> Problem statement:
Print every record below exactly, minus the pictures.

(Excerpts from an interface dataset)

┏━━

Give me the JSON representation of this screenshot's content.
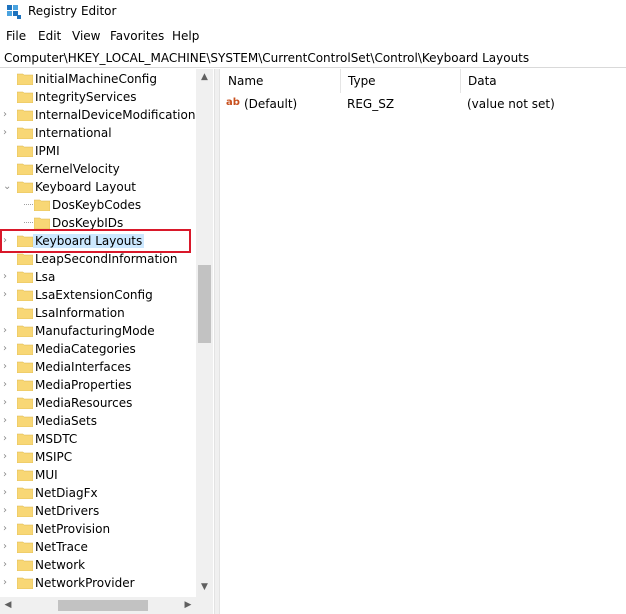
{
  "window": {
    "title": "Registry Editor"
  },
  "menu": [
    "File",
    "Edit",
    "View",
    "Favorites",
    "Help"
  ],
  "address": "Computer\\HKEY_LOCAL_MACHINE\\SYSTEM\\CurrentControlSet\\Control\\Keyboard Layouts",
  "tree": {
    "items": [
      {
        "label": "InitialMachineConfig",
        "chevron": ""
      },
      {
        "label": "IntegrityServices",
        "chevron": ""
      },
      {
        "label": "InternalDeviceModification",
        "chevron": "›"
      },
      {
        "label": "International",
        "chevron": "›"
      },
      {
        "label": "IPMI",
        "chevron": ""
      },
      {
        "label": "KernelVelocity",
        "chevron": ""
      },
      {
        "label": "Keyboard Layout",
        "chevron": "⌄"
      },
      {
        "label": "DosKeybCodes",
        "chevron": ""
      },
      {
        "label": "DosKeybIDs",
        "chevron": ""
      },
      {
        "label": "Keyboard Layouts",
        "chevron": "›"
      },
      {
        "label": "LeapSecondInformation",
        "chevron": ""
      },
      {
        "label": "Lsa",
        "chevron": "›"
      },
      {
        "label": "LsaExtensionConfig",
        "chevron": "›"
      },
      {
        "label": "LsaInformation",
        "chevron": ""
      },
      {
        "label": "ManufacturingMode",
        "chevron": "›"
      },
      {
        "label": "MediaCategories",
        "chevron": "›"
      },
      {
        "label": "MediaInterfaces",
        "chevron": "›"
      },
      {
        "label": "MediaProperties",
        "chevron": "›"
      },
      {
        "label": "MediaResources",
        "chevron": "›"
      },
      {
        "label": "MediaSets",
        "chevron": "›"
      },
      {
        "label": "MSDTC",
        "chevron": "›"
      },
      {
        "label": "MSIPC",
        "chevron": "›"
      },
      {
        "label": "MUI",
        "chevron": "›"
      },
      {
        "label": "NetDiagFx",
        "chevron": "›"
      },
      {
        "label": "NetDrivers",
        "chevron": "›"
      },
      {
        "label": "NetProvision",
        "chevron": "›"
      },
      {
        "label": "NetTrace",
        "chevron": "›"
      },
      {
        "label": "Network",
        "chevron": "›"
      },
      {
        "label": "NetworkProvider",
        "chevron": "›"
      }
    ]
  },
  "list": {
    "columns": [
      "Name",
      "Type",
      "Data"
    ],
    "rows": [
      {
        "icon": "ab",
        "name": "(Default)",
        "type": "REG_SZ",
        "data": "(value not set)"
      }
    ]
  },
  "colors": {
    "selection": "#cce8ff",
    "highlight_border": "#d9182a",
    "folder": "#f8d775"
  },
  "icons": {
    "app": "registry-editor-icon",
    "folder": "folder-icon",
    "string_value": "reg-sz-icon"
  }
}
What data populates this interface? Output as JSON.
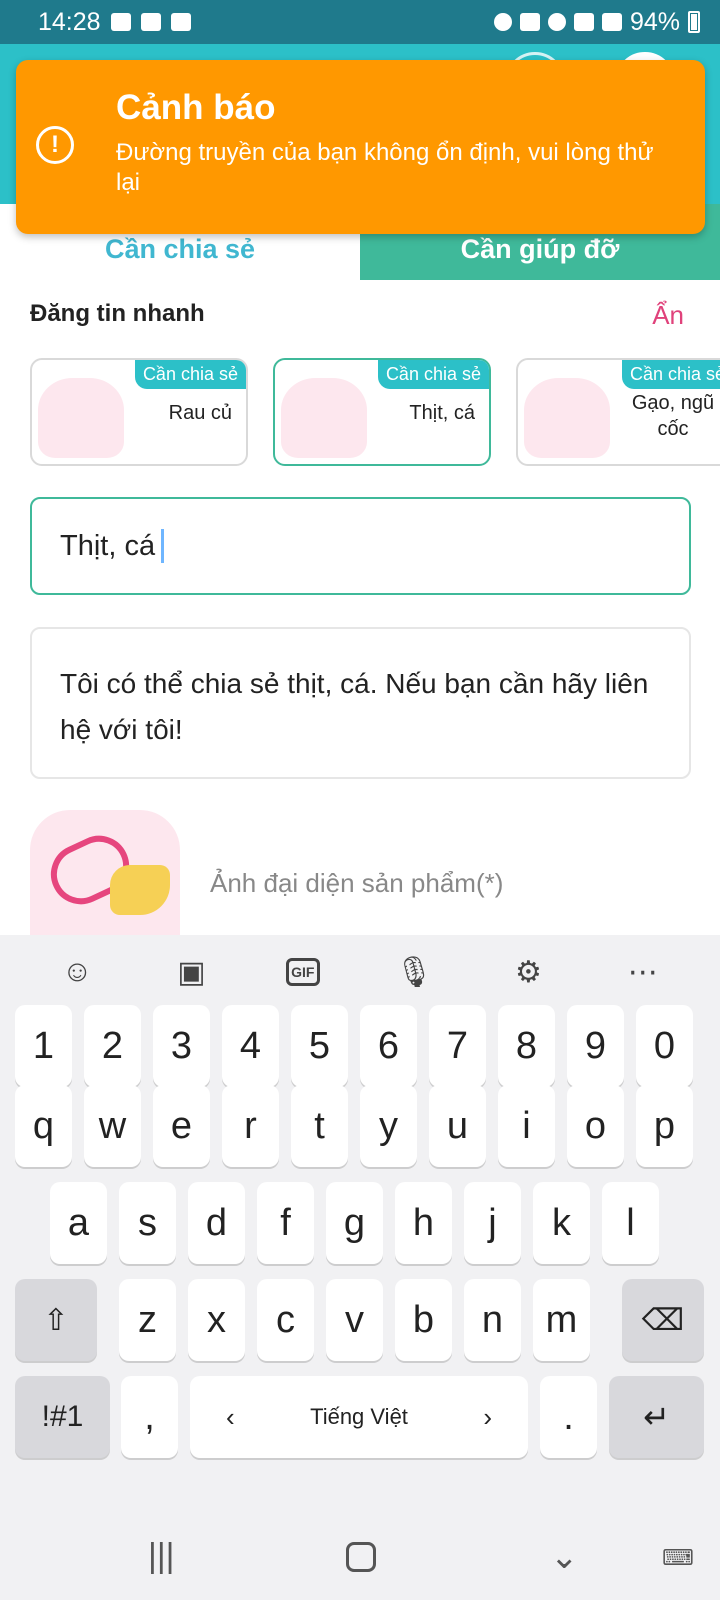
{
  "status_bar": {
    "time": "14:28",
    "battery": "94%"
  },
  "tabs": [
    {
      "label": "Cần chia sẻ",
      "active": false
    },
    {
      "label": "Cần giúp đỡ",
      "active": true
    }
  ],
  "toast": {
    "title": "Cảnh báo",
    "message": "Đường truyền của bạn không ổn định, vui lòng thử lại",
    "icon": "exclamation-circle-icon",
    "color": "#ff9800"
  },
  "quick_post": {
    "title": "Đăng tin nhanh",
    "hide_label": "Ẩn",
    "cards": [
      {
        "badge": "Cần chia sẻ",
        "label": "Rau củ",
        "selected": false
      },
      {
        "badge": "Cần chia sẻ",
        "label": "Thịt, cá",
        "selected": true
      },
      {
        "badge": "Cần chia sẻ",
        "label": "Gạo, ngũ cốc",
        "selected": false
      }
    ]
  },
  "form": {
    "title_value": "Thịt, cá",
    "description": "Tôi có thể chia sẻ thịt, cá. Nếu bạn cần hãy liên hệ với tôi!",
    "image_label": "Ảnh đại diện sản phẩm(*)"
  },
  "keyboard": {
    "row_numbers": [
      "1",
      "2",
      "3",
      "4",
      "5",
      "6",
      "7",
      "8",
      "9",
      "0"
    ],
    "row1": [
      "q",
      "w",
      "e",
      "r",
      "t",
      "y",
      "u",
      "i",
      "o",
      "p"
    ],
    "row2": [
      "a",
      "s",
      "d",
      "f",
      "g",
      "h",
      "j",
      "k",
      "l"
    ],
    "row3": [
      "z",
      "x",
      "c",
      "v",
      "b",
      "n",
      "m"
    ],
    "symbols_label": "!#1",
    "comma": ",",
    "space_label": "Tiếng Việt",
    "period": "."
  },
  "colors": {
    "accent": "#2cc0c8",
    "green": "#3fb99a",
    "pink": "#e0427b"
  }
}
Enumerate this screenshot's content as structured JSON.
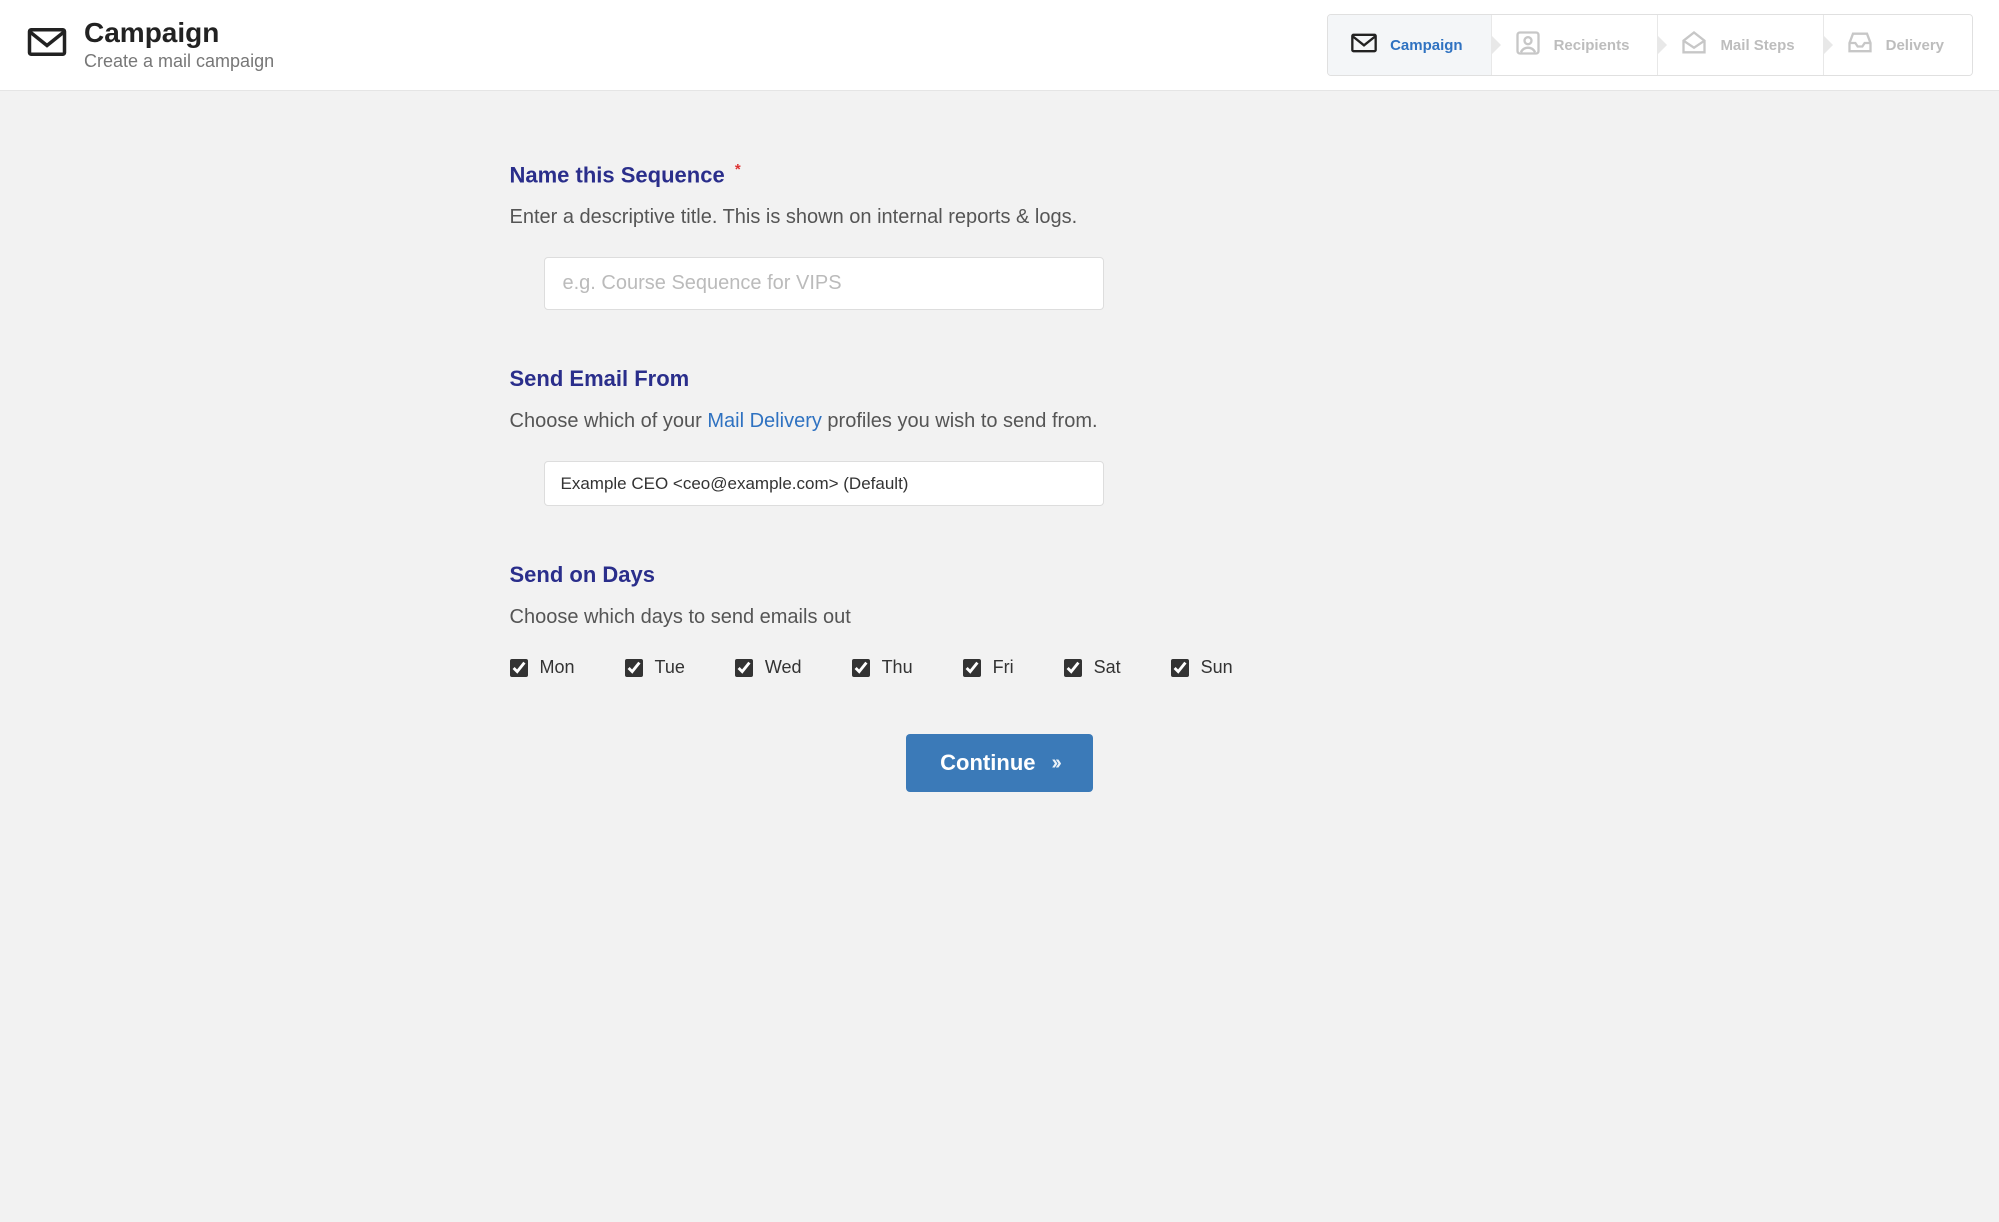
{
  "header": {
    "title": "Campaign",
    "subtitle": "Create a mail campaign"
  },
  "steps": [
    {
      "label": "Campaign",
      "icon": "envelope",
      "active": true
    },
    {
      "label": "Recipients",
      "icon": "user-box",
      "active": false
    },
    {
      "label": "Mail Steps",
      "icon": "open-envelope",
      "active": false
    },
    {
      "label": "Delivery",
      "icon": "inbox",
      "active": false
    }
  ],
  "form": {
    "name": {
      "heading": "Name this Sequence",
      "required": true,
      "description": "Enter a descriptive title. This is shown on internal reports & logs.",
      "placeholder": "e.g. Course Sequence for VIPS",
      "value": ""
    },
    "from": {
      "heading": "Send Email From",
      "description_pre": "Choose which of your ",
      "description_link": "Mail Delivery",
      "description_post": " profiles you wish to send from.",
      "selected": "Example CEO <ceo@example.com> (Default)"
    },
    "days": {
      "heading": "Send on Days",
      "description": "Choose which days to send emails out",
      "options": [
        {
          "label": "Mon",
          "checked": true
        },
        {
          "label": "Tue",
          "checked": true
        },
        {
          "label": "Wed",
          "checked": true
        },
        {
          "label": "Thu",
          "checked": true
        },
        {
          "label": "Fri",
          "checked": true
        },
        {
          "label": "Sat",
          "checked": true
        },
        {
          "label": "Sun",
          "checked": true
        }
      ]
    }
  },
  "actions": {
    "continue": "Continue"
  }
}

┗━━

> Answer space:
Give me the JSON representation of this screenshot's content.
{
  "window": {
    "title": "Registry Editor"
  },
  "menu": [
    "File",
    "Edit",
    "View",
    "Favorites",
    "Help"
  ],
  "address": "Computer\\HKEY_LOCAL_MACHINE\\SYSTEM\\CurrentControlSet\\Control\\Keyboard Layouts",
  "tree": {
    "items": [
      {
        "label": "InitialMachineConfig",
        "chevron": ""
      },
      {
        "label": "IntegrityServices",
        "chevron": ""
      },
      {
        "label": "InternalDeviceModification",
        "chevron": "›"
      },
      {
        "label": "International",
        "chevron": "›"
      },
      {
        "label": "IPMI",
        "chevron": ""
      },
      {
        "label": "KernelVelocity",
        "chevron": ""
      },
      {
        "label": "Keyboard Layout",
        "chevron": "⌄"
      },
      {
        "label": "DosKeybCodes",
        "chevron": ""
      },
      {
        "label": "DosKeybIDs",
        "chevron": ""
      },
      {
        "label": "Keyboard Layouts",
        "chevron": "›"
      },
      {
        "label": "LeapSecondInformation",
        "chevron": ""
      },
      {
        "label": "Lsa",
        "chevron": "›"
      },
      {
        "label": "LsaExtensionConfig",
        "chevron": "›"
      },
      {
        "label": "LsaInformation",
        "chevron": ""
      },
      {
        "label": "ManufacturingMode",
        "chevron": "›"
      },
      {
        "label": "MediaCategories",
        "chevron": "›"
      },
      {
        "label": "MediaInterfaces",
        "chevron": "›"
      },
      {
        "label": "MediaProperties",
        "chevron": "›"
      },
      {
        "label": "MediaResources",
        "chevron": "›"
      },
      {
        "label": "MediaSets",
        "chevron": "›"
      },
      {
        "label": "MSDTC",
        "chevron": "›"
      },
      {
        "label": "MSIPC",
        "chevron": "›"
      },
      {
        "label": "MUI",
        "chevron": "›"
      },
      {
        "label": "NetDiagFx",
        "chevron": "›"
      },
      {
        "label": "NetDrivers",
        "chevron": "›"
      },
      {
        "label": "NetProvision",
        "chevron": "›"
      },
      {
        "label": "NetTrace",
        "chevron": "›"
      },
      {
        "label": "Network",
        "chevron": "›"
      },
      {
        "label": "NetworkProvider",
        "chevron": "›"
      }
    ]
  },
  "list": {
    "columns": [
      "Name",
      "Type",
      "Data"
    ],
    "rows": [
      {
        "icon": "ab",
        "name": "(Default)",
        "type": "REG_SZ",
        "data": "(value not set)"
      }
    ]
  },
  "colors": {
    "selection": "#cce8ff",
    "highlight_border": "#d9182a",
    "folder": "#f8d775"
  },
  "icons": {
    "app": "registry-editor-icon",
    "folder": "folder-icon",
    "string_value": "reg-sz-icon"
  }
}
What data populates this interface? Output as JSON.
{
  "status_bar": {
    "time": "14:28",
    "battery": "94%"
  },
  "tabs": [
    {
      "label": "Cần chia sẻ",
      "active": false
    },
    {
      "label": "Cần giúp đỡ",
      "active": true
    }
  ],
  "toast": {
    "title": "Cảnh báo",
    "message": "Đường truyền của bạn không ổn định, vui lòng thử lại",
    "icon": "exclamation-circle-icon",
    "color": "#ff9800"
  },
  "quick_post": {
    "title": "Đăng tin nhanh",
    "hide_label": "Ẩn",
    "cards": [
      {
        "badge": "Cần chia sẻ",
        "label": "Rau củ",
        "selected": false
      },
      {
        "badge": "Cần chia sẻ",
        "label": "Thịt, cá",
        "selected": true
      },
      {
        "badge": "Cần chia sẻ",
        "label": "Gạo, ngũ cốc",
        "selected": false
      }
    ]
  },
  "form": {
    "title_value": "Thịt, cá",
    "description": "Tôi có thể chia sẻ thịt, cá. Nếu bạn cần hãy liên hệ với tôi!",
    "image_label": "Ảnh đại diện sản phẩm(*)"
  },
  "keyboard": {
    "row_numbers": [
      "1",
      "2",
      "3",
      "4",
      "5",
      "6",
      "7",
      "8",
      "9",
      "0"
    ],
    "row1": [
      "q",
      "w",
      "e",
      "r",
      "t",
      "y",
      "u",
      "i",
      "o",
      "p"
    ],
    "row2": [
      "a",
      "s",
      "d",
      "f",
      "g",
      "h",
      "j",
      "k",
      "l"
    ],
    "row3": [
      "z",
      "x",
      "c",
      "v",
      "b",
      "n",
      "m"
    ],
    "symbols_label": "!#1",
    "comma": ",",
    "space_label": "Tiếng Việt",
    "period": "."
  },
  "colors": {
    "accent": "#2cc0c8",
    "green": "#3fb99a",
    "pink": "#e0427b"
  }
}
Enumerate this screenshot's content as structured JSON.
{
  "header": {
    "title": "Campaign",
    "subtitle": "Create a mail campaign"
  },
  "steps": [
    {
      "label": "Campaign",
      "icon": "envelope",
      "active": true
    },
    {
      "label": "Recipients",
      "icon": "user-box",
      "active": false
    },
    {
      "label": "Mail Steps",
      "icon": "open-envelope",
      "active": false
    },
    {
      "label": "Delivery",
      "icon": "inbox",
      "active": false
    }
  ],
  "form": {
    "name": {
      "heading": "Name this Sequence",
      "required": true,
      "description": "Enter a descriptive title. This is shown on internal reports & logs.",
      "placeholder": "e.g. Course Sequence for VIPS",
      "value": ""
    },
    "from": {
      "heading": "Send Email From",
      "description_pre": "Choose which of your ",
      "description_link": "Mail Delivery",
      "description_post": " profiles you wish to send from.",
      "selected": "Example CEO <ceo@example.com> (Default)"
    },
    "days": {
      "heading": "Send on Days",
      "description": "Choose which days to send emails out",
      "options": [
        {
          "label": "Mon",
          "checked": true
        },
        {
          "label": "Tue",
          "checked": true
        },
        {
          "label": "Wed",
          "checked": true
        },
        {
          "label": "Thu",
          "checked": true
        },
        {
          "label": "Fri",
          "checked": true
        },
        {
          "label": "Sat",
          "checked": true
        },
        {
          "label": "Sun",
          "checked": true
        }
      ]
    }
  },
  "actions": {
    "continue": "Continue"
  }
}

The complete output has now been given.